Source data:
((

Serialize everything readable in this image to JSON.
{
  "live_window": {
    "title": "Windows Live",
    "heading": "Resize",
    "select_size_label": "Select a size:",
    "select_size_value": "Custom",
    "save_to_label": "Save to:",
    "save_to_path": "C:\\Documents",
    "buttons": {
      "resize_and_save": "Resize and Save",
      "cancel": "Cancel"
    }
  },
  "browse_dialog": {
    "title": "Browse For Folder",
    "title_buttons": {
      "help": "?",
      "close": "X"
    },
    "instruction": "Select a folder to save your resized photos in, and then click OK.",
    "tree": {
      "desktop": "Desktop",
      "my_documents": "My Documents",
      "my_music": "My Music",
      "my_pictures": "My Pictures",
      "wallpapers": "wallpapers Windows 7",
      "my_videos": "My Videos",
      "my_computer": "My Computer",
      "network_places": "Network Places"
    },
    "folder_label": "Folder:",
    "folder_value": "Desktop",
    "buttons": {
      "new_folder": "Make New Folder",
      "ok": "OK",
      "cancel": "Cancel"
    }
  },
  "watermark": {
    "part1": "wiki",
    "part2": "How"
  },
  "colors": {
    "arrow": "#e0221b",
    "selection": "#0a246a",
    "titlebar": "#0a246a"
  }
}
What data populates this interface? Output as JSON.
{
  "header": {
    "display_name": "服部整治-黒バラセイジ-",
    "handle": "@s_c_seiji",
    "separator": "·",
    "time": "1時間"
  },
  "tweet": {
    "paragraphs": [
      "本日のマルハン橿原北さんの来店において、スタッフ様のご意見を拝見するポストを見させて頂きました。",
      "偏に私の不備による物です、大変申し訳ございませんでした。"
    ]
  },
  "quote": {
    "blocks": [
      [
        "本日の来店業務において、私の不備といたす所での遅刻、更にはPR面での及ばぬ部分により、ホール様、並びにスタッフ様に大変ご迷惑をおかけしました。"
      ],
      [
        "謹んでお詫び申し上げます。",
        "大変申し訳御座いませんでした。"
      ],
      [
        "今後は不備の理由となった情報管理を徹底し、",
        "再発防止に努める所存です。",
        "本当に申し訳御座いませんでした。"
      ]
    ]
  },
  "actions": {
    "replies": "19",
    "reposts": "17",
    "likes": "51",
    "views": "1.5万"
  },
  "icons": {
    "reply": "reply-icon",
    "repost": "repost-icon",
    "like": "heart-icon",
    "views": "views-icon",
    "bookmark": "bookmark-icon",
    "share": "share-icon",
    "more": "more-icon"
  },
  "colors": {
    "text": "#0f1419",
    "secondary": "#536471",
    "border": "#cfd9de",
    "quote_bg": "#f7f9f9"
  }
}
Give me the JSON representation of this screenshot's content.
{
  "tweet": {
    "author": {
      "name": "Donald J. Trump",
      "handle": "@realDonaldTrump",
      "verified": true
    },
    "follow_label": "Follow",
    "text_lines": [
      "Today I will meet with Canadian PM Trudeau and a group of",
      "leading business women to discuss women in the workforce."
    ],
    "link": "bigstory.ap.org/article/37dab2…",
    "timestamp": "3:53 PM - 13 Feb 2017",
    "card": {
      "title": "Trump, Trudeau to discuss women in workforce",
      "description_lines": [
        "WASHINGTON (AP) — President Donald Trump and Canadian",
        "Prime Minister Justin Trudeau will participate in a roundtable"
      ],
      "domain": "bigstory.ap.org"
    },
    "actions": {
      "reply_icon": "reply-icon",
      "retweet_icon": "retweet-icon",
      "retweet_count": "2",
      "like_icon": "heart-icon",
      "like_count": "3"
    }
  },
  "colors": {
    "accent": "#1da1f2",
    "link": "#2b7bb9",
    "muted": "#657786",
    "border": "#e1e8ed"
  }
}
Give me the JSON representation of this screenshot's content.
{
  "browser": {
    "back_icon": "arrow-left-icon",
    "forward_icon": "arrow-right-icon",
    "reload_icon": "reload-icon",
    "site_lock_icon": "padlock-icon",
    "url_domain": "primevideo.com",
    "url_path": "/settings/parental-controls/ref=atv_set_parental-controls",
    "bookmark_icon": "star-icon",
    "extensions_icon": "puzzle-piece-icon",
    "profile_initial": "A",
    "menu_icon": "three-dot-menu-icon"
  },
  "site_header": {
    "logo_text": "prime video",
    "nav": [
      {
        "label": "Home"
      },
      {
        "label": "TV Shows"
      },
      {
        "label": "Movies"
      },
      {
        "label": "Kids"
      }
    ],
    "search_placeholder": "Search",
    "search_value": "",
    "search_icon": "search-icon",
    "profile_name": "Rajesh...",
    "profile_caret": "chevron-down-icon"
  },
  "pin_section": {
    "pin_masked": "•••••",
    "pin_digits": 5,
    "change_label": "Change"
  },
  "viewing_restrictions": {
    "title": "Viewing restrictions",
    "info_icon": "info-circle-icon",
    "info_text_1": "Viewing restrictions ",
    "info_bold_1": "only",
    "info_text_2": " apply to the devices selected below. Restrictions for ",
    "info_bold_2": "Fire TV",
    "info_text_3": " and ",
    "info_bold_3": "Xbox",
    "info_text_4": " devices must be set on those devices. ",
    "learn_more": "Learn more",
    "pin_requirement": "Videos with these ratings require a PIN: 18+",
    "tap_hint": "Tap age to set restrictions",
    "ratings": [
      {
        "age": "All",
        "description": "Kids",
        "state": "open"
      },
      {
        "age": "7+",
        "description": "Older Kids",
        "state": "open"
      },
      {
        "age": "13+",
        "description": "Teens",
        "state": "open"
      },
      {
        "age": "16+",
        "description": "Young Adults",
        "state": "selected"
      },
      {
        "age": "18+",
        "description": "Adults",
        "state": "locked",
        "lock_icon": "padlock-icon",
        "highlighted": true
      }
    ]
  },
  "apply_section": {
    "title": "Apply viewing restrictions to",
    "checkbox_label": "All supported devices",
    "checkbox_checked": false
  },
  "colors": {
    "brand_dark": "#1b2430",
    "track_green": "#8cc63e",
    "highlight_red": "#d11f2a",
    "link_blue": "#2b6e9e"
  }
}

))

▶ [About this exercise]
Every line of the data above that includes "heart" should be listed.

▶ [Completed exercise]
    "like": "heart-icon",
      "like_icon": "heart-icon",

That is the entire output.